By now you’ve probably read countless articles discussing, and possibly debating, using beneficial insects as part of your IPM (integrated pest management) program. It may seem overwhelming and hard to know where to even begin, but getting started might be easier than you thought.
Over the last 10 years, I have traveled to many growers’ Christmas tree plantations with Chal. We’ve observed a variety of management methods, all mostly successful in their own right. We’ve worked in fields ranging from almost entirely weed free, to unsprayed fields complete with native weeds and grasses, and everything in-between (Figure 1). At these varied sites, we’ve released beneficial insects to test their effectiveness in reducing aphid populations. Through our research trials and observations in these fields, we’ve tallied various populations of beneficials including some of the more widely known lady beetles, their larval stages and egg clusters (Figure 2), hoverflies, lacewings and their very hard to spot larvae and eggs (Figure 3), European honeybees, beetles, spiders, and many more. We learned (after a lot of aphid counting!) that it is not an instant success when using beneficials. So, before you go buy some lace wings or lady beetles to release, you may want to consider some of the ideas outlined below as first steps. If insects have habitats with food, they will more likely stay in that location, if not they’re moving on!
So to get started, here are a few ideas that could make a big impact on your farm. You may even be doing some of them already. The best part is, you don’t need to be an expert or an entomologist to take some initial first steps. We’ve observed many of these concepts in use at farms resulting in higher beneficial counts in many fields. But it was a process that took time.

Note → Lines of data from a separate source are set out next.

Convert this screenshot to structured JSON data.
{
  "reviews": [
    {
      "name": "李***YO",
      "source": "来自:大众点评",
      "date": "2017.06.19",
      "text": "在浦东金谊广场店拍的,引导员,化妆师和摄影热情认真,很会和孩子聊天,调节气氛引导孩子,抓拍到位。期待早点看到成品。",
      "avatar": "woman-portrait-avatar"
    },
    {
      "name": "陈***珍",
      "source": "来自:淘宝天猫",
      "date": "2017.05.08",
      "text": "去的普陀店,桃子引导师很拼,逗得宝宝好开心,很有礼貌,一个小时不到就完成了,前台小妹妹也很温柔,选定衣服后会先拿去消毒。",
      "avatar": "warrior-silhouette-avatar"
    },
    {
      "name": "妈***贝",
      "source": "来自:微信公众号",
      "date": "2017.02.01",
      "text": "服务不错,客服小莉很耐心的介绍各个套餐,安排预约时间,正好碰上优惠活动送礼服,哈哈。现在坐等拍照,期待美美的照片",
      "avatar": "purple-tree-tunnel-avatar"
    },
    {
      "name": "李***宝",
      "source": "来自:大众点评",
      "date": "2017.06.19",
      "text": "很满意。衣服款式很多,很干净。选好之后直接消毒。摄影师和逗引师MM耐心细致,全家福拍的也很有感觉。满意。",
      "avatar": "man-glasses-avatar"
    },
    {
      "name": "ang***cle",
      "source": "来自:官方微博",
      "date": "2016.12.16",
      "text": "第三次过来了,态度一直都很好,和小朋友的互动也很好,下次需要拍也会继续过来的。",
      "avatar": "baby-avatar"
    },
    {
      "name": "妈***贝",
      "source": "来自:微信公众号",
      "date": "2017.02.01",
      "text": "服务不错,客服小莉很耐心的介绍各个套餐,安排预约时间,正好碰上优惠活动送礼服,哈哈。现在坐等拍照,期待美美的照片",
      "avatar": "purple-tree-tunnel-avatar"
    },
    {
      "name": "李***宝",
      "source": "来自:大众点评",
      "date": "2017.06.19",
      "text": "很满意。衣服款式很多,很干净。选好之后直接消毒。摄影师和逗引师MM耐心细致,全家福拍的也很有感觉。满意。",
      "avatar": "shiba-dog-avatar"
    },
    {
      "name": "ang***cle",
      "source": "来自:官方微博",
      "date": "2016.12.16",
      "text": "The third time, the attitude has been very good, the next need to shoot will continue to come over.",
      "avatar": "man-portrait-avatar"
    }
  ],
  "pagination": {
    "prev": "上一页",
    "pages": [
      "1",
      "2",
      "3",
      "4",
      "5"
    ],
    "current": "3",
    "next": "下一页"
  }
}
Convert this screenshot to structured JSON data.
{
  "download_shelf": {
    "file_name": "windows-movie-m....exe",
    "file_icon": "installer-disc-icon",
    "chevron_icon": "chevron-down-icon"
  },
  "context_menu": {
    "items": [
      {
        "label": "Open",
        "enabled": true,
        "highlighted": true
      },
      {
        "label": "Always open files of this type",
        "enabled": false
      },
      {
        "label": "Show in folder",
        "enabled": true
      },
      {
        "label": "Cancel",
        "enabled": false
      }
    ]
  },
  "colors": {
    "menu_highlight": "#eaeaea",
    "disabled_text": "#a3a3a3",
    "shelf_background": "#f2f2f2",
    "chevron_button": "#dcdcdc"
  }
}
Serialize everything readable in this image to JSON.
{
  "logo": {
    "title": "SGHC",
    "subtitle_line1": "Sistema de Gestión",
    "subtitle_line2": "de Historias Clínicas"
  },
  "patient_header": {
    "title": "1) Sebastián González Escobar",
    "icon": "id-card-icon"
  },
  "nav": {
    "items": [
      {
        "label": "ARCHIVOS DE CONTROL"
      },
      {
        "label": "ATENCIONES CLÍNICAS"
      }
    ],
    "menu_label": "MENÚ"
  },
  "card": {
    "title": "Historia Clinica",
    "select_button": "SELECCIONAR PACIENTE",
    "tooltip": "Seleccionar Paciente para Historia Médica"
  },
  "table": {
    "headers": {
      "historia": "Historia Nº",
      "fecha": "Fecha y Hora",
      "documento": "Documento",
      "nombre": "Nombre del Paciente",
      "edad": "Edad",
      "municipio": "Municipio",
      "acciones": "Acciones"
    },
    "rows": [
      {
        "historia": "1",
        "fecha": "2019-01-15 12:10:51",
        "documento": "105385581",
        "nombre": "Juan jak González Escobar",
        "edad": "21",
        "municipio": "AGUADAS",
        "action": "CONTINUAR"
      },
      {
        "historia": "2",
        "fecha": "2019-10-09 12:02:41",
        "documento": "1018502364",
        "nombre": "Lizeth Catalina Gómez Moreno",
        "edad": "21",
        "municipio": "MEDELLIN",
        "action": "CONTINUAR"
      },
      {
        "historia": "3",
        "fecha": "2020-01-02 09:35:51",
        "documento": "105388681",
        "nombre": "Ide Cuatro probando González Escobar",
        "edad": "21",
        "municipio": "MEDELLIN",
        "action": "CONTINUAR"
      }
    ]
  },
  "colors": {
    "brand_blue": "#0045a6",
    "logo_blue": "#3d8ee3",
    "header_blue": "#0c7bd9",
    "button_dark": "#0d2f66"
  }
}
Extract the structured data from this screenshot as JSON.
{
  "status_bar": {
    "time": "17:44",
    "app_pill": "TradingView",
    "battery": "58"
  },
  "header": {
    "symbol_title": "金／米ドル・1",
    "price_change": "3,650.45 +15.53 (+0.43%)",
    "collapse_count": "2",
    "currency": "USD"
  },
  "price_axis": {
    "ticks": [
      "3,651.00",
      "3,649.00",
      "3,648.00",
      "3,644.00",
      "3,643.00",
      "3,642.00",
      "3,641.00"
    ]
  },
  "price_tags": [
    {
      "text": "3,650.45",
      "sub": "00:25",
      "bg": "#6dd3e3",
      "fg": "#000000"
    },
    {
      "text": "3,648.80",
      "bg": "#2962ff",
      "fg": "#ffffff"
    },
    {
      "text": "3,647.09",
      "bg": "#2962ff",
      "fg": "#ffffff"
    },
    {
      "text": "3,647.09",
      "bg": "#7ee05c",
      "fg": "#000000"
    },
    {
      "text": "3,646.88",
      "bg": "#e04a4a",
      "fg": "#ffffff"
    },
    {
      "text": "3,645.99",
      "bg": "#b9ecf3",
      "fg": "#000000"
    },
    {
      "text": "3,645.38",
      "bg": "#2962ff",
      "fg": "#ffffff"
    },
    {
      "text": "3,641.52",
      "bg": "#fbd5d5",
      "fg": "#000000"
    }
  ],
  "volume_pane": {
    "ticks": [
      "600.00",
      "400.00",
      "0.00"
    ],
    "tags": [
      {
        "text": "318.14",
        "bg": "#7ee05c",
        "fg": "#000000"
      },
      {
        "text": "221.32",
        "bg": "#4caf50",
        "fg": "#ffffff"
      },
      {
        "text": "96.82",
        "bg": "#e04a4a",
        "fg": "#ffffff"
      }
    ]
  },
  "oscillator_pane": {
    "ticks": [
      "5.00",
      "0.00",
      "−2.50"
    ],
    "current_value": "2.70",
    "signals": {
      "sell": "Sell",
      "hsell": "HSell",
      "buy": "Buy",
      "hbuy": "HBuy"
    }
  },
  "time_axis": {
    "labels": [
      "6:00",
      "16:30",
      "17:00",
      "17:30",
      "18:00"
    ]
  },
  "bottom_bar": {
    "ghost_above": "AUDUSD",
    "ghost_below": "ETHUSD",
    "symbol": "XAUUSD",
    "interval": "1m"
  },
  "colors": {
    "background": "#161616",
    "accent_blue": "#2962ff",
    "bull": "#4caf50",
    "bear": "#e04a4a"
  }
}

For any successful endeavor with beneficials, maintaining or creating a suitable habitat is essential for good populations. Insects need food sources of pollen and nectar, shelter, and water. Some primary habitat areas to consider are:
In field edges/fence rows - if your site has areas of native flowering plants that naturally occur, maintain and enhance these areas with additional wild flower seed or other plants where beneficials could feed and find shelter. Additionally, fence rows or other borders can serve as good areas for native shrubs such as Oregon grape and other flowering perennials and annuals (Figure 4).
Remnant ecosystems - many sites I’ve visited have areas of native forests or patches of remaining vegetation surrounding or adjacent to the Christmas tree plantings. These areas not only make great habitat for beneficials but also for birds of prey and bats that assist with controlling other pests such as rodents.
In field plantings - these are areas located within your Christmas tree plantings and can be utilized in various ways. I have seen growers put in wide native grass and perennial strips that double as their spray or roadways with-in their fields. Other methods include end row plantings and covers crops between each row of trees with a native or other low maintenance grass or white Dutch clover (Figure 5).
Slough/wet areas - if your farm has low or poorly draining areas, which tend to be not ideal for growing nobles and/or other species, consider leaving it natural and allowing it to be another area within your farm for added diversity. This can be a good spot for sheltering frogs, attracting birds of prey, and attracting other beneficial insects that may need that specific environment.
Beetle banks- beetle banks are raised swaths four to six feet wide in the fields that are planted with native bunch grasses and provide shelter for overwintering predacious ground beetles. By having these areas, the diversity and number of ground beetles often increases. Ground beetles are known to eat slugs, aphids, and the larvae and pupae of many insects including those of the Douglas-fir needle midge. Other ground dwelling predators, including spiders, benefit from the addition of these grass banks as well.
Utilizing or developing any of these described areas is a positive move towards creating an environment suitable to attract and keep many beneficial insects on your farm. By providing the pollen, nectar, shelter, and places to reproduce and spend the winter for lady beetles, green lace-wings, beetles and other beneficials, you have taken the first step in using beneficials to improve your trees’ quality and possibly using less pes-ticides in the process. Even spraying less herbicide, and having some remaining weeds in your field, provides some essential habitat (Figure 6).
If you are interested in learning more about beneficials, there are lots of resources available online from your local Soil and Water Conservation Districts, through Oregon State University, and many other sources. For your convenience, I have a lot of those resources listed on our OSU Christmas tree website at https://beav.es/3BW. I hope you will check them out. Promoting beneficial insects on your Christmas tree plantation-the first steps can be found on the OSU Extension Christmas tree website.